Alissa Walker. (2011, January 10). A Magazine For the Global Citizen. Design. In New Starbucks Logo Too Racy for Some Countries. Retrieved from http://magazine.good.is/articles/new-starbucks-logo-too-racy-for-some-countries

blog · business · Coffee · Love

Business and Coffee

Starbucks is a global coffee company; their corporation is based in Seattle Washington. The coffee Starbucks uses is definitely a variable cost along with the milk and syrup used in the cup prepared. The paper cup and heat sleeve are all variable costs for Starbucks. The prices of coffee beans vary depending on the time of year and quality of beans purchased. Milk can vary accordingly and variable costs depend on the amount milk syrups used in each cup of coffee.

barista-koffie

The fixed costs of Starbucks will depend on the store location and the rent provided. Rent and equipment leases are a fixed cost. The rent may be different from one store to another, but once the rent and leases are establish the amount owed each month will be the same. The fixed cost fit help management analyze the overall costs.

Starbucks has several mixed costs in the corporation. Some costs can be salaries and wages which fluxgates depending on bonuses. However the wages and salaries are typically fixed, they fall in the mixed category when there are possible changes like the bonuses. Food sold at Starbucks can fall under mixed costs as well. The costs of goods change depending on demand and time of year.

The barista making and serving the coffee at Starbucks can represent step costs. If one barista serves 40 cups of coffee in one day the costs of the employee stays the same, but if more than 40 cups of coffee are needed to be made, then Starbucks will need to pay for another barista and showing more cost for the store.
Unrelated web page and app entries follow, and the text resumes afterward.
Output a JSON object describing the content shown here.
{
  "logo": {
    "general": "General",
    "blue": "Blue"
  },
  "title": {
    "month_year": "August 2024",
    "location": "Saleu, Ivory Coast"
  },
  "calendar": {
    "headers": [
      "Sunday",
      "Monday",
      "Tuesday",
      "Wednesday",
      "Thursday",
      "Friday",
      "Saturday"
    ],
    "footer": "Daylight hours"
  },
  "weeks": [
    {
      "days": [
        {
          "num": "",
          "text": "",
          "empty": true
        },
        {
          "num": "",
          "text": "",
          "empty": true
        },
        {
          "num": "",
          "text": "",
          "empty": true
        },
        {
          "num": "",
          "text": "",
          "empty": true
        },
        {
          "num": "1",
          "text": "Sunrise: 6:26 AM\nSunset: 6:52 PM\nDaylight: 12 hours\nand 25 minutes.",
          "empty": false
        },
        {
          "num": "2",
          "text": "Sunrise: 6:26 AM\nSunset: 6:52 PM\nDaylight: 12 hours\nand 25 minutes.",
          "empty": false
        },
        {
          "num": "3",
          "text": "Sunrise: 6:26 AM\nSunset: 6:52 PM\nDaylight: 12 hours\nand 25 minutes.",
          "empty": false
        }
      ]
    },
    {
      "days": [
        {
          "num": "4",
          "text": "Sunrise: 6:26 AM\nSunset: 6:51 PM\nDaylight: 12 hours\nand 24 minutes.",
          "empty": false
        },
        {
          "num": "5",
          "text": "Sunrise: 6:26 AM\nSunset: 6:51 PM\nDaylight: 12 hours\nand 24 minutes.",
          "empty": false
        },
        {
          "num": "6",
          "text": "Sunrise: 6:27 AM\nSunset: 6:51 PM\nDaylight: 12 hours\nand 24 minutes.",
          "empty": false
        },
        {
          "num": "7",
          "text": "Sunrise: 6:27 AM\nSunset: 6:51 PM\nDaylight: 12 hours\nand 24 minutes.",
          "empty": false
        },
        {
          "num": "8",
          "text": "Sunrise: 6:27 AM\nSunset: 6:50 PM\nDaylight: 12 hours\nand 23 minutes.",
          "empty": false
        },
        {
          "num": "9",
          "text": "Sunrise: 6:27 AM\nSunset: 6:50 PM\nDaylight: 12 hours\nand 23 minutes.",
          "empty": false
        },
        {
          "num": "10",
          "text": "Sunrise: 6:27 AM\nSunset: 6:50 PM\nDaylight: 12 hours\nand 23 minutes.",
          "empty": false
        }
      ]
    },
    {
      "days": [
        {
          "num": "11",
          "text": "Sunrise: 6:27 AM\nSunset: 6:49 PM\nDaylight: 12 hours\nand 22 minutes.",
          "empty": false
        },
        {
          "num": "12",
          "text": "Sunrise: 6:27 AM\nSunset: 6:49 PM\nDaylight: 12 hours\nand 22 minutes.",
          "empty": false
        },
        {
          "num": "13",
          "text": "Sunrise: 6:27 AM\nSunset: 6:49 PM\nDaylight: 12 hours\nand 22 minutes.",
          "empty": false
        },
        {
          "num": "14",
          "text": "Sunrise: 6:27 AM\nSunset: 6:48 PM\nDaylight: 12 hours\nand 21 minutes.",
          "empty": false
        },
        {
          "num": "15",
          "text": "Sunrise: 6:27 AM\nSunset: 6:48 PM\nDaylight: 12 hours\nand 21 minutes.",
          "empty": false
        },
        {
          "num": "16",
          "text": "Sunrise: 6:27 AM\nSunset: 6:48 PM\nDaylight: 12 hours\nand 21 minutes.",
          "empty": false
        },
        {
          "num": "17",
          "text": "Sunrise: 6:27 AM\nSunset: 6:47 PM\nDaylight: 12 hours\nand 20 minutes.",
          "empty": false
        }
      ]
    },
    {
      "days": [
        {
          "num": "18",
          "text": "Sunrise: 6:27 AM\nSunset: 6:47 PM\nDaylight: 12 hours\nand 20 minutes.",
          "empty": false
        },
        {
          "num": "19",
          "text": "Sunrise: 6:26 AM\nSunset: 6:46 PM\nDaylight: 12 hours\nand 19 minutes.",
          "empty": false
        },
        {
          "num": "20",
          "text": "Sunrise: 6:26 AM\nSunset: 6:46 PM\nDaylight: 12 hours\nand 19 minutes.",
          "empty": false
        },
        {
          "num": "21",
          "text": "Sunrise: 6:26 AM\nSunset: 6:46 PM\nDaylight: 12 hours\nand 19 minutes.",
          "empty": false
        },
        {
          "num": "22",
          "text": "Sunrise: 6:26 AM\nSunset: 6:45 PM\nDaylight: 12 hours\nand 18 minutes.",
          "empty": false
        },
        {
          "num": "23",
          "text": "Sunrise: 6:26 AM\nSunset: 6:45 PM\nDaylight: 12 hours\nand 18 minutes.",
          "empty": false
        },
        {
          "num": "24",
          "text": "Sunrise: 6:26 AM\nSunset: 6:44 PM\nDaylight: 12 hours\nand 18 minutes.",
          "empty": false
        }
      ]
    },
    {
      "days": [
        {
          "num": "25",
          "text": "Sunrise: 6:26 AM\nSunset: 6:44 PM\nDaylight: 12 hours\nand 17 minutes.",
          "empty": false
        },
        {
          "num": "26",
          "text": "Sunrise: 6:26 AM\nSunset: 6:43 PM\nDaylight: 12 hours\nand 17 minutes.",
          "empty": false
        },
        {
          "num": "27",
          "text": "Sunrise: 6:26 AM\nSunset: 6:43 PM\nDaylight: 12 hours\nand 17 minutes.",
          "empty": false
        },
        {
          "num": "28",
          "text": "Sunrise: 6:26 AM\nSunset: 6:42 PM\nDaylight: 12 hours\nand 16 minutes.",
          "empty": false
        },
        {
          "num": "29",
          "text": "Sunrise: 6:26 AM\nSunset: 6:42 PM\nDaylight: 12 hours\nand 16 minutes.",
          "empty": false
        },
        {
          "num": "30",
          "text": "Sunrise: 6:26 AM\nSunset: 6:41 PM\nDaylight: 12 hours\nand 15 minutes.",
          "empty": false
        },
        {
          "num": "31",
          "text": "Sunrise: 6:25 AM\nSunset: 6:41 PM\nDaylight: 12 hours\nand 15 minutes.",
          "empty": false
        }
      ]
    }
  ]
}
On a graph the step costs will look like steps on a stair case. More costs to produce more products.

Latte Love

Starbucks would be more likely to benefit from using a customer cost hierarchy for determining cost drivers. In customer hierarchy, each unit sold could be different depending on the coffee drink being made. However, for example if milk costs .0234 per ounce and a drink needs nine ounces, the cost for the milk would be $0.21. The coffee used at around $7.50 for a pound of beans worth thirty two double shots, the coffee costs for a single drink would cost $0.23. Let’s say the coffee ordered is caramel flavored and needs one and a half of syrup at $0.277 cents for the drink. The total food cost for the drink would be $0.72, but the drink must be poured into a cup with a lid and a sleeve to protect from being burnt at a cost up to an additional $0.20 cents bring the total costs of goods per cup of coffee at $0.92 cents. Each day an order level of each customer would be one coffee per day and a Starbucks store seeing 200 customers on average a day and costing the store $183.52 in goods. An average cup of coffee costs $3.50 which brings in $700 a day minus the costs of goods brings the total to $516.48. Say the barista is paid $15 an hour and serves 25 cups of coffee per hour. That would be an additional $0.60 cents per cup of coffee for a total of $1.52 per cup and $1.98 of profit.

 

Peter Mitchell. (2014). Chron. Small Business. In Examples of Mixed Costs in a Service Business. Retrieved from http://smallbusiness.chron.com/examples-mixed-costs-service-business-37030.html

Lie Dharma Putra. (2010, May 26). Accounting Financial. Cost Accounting/Management Accounting. In Cost Drivers and its Hierarchies. Retrieved from http://accounting-financial-tax.com/2010/05/cost-drivers-and-its-hierarchies/